News

NuSTAR probes black hole mystery

5 November 2017 Astronomy Now

Black holes are famous for being ravenous eaters, but they do not eat everything that falls toward them. A small portion of material gets shot back out in powerful jets of hot gas, called plasma, that can wreak havoc on their surroundings. Along the way, this plasma somehow gets energized enough to strongly radiate light, forming two bright columns along the black hole’s axis of rotation.

News

NuSTAR’s first five years in space

16 June 2017 Astronomy Now

The chief scientist on NASA’s NuSTAR mission shares her take on five of the X-ray telescope’s iconic images and artist concepts, ranging from our flaring Sun to distant, buried black holes.

News

Merging galaxies have enshrouded black holes

10 May 2017 Astronomy Now

Black holes get a bad rap in popular culture for swallowing everything in their environments. In reality, stars, gas and dust can orbit black holes for long periods of time, until a major disruption pushes the material in.

News
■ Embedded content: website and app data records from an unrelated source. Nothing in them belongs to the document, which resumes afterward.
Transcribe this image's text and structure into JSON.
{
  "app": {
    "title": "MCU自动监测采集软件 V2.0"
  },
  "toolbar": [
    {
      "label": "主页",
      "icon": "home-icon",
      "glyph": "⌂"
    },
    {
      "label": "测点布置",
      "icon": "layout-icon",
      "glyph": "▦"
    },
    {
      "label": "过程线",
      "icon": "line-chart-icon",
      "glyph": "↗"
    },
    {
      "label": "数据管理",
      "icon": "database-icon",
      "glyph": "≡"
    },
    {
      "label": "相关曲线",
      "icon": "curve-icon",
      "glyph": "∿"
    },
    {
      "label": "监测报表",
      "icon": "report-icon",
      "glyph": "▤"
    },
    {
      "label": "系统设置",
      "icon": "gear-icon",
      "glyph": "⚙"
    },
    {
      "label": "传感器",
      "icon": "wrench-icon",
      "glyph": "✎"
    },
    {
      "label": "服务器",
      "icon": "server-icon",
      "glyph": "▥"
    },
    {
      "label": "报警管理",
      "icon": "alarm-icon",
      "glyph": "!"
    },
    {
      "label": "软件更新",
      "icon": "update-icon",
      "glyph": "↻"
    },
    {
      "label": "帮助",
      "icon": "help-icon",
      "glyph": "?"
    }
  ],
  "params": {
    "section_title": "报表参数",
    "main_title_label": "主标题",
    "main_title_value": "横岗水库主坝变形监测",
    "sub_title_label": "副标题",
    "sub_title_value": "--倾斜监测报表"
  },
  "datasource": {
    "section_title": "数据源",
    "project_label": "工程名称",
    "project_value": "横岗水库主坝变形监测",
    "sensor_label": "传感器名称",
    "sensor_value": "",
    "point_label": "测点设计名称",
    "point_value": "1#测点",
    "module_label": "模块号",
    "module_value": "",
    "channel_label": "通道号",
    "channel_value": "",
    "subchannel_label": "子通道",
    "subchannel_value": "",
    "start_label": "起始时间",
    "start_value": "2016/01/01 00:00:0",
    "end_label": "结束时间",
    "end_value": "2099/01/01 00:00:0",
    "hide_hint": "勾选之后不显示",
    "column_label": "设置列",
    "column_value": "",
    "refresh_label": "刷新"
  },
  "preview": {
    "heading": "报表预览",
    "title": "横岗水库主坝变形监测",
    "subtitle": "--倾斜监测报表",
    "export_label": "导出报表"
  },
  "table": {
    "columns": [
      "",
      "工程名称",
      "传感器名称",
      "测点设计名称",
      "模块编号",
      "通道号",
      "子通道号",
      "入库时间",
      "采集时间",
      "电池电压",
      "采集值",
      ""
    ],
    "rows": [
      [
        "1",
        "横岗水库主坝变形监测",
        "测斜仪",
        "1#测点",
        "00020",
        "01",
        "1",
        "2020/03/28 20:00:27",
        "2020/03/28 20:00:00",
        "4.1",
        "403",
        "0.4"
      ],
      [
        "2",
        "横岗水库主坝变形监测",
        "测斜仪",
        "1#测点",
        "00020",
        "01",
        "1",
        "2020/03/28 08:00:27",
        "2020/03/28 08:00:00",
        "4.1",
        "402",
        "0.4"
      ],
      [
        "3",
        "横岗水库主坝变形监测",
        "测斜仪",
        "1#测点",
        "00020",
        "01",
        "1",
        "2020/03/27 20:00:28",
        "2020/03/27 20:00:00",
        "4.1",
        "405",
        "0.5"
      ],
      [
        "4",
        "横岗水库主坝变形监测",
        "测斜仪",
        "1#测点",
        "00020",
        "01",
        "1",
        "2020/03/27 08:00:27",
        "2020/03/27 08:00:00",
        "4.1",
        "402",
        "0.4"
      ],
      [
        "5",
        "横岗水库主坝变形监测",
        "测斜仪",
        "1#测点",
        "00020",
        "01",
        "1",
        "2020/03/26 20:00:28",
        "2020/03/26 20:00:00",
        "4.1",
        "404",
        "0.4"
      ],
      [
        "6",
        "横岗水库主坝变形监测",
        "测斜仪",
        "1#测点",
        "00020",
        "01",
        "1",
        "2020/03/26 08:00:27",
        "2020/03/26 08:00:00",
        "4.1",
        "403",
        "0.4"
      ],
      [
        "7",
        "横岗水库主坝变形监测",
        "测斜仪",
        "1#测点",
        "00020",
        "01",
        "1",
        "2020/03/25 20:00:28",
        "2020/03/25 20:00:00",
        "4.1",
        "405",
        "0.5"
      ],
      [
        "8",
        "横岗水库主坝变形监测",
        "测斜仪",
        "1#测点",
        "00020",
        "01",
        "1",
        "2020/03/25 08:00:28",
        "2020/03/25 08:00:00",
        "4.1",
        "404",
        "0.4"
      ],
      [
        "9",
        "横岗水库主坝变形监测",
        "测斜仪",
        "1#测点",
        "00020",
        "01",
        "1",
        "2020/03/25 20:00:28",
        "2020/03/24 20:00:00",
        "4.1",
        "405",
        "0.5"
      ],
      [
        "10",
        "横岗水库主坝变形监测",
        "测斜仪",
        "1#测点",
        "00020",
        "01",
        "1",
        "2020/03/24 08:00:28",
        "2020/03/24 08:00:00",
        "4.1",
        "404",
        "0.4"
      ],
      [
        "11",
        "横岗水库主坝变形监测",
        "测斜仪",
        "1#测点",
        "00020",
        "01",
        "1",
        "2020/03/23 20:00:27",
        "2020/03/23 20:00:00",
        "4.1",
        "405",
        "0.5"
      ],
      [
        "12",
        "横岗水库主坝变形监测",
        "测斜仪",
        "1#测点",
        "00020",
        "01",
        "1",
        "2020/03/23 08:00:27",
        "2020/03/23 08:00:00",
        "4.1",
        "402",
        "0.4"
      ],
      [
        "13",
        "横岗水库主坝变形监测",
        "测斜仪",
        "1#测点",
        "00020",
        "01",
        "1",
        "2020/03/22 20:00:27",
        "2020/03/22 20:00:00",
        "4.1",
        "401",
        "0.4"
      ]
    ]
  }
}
Andromeda’s bright X-ray mystery solved by NuSTAR

24 March 2017 Astronomy Now

The Milky Way’s closest neighbor, Andromeda, features a dominant source of high-energy X-ray emission, but its identity was mysterious until now. As reported in a new study, NASA’s NuSTAR mission has pinpointed an object responsible for this high-energy radiation.

News

Mind the gap: ‘Rapid Burster’ behaviour explained

7 February 2017 Stephen Clark

Scientists observing a curious neutron star in a binary system known as the ‘Rapid Burster’ may have solved a forty-year-old mystery surrounding its puzzling X-ray bursts. They discovered that its magnetic field creates a gap around the star, largely preventing it from feeding on matter from its stellar companion.

News

NuSTAR finds new clues to ‘chameleon supernova’

25 January 2017 Stephen Clark

“We’re made of star stuff,” astronomer Carl Sagan famously said. Nuclear reactions that happened in ancient stars generated much of the material that makes up our bodies, our planet and our solar system. When stars explode in violent deaths called supernovae, those newly formed elements escape and spread out in the universe.

News

Black holes hide in our cosmic backyard

10 January 2017 Stephen Clark

Monster black holes sometimes lurk behind gas and dust, hiding from the gaze of most telescopes. But they give themselves away when material they feed on emits high-energy X-rays that NASA’s NuSTAR mission can detect. That’s how NuSTAR recently identified two gas-enshrouded supermassive black holes, located at the centers of nearby galaxies.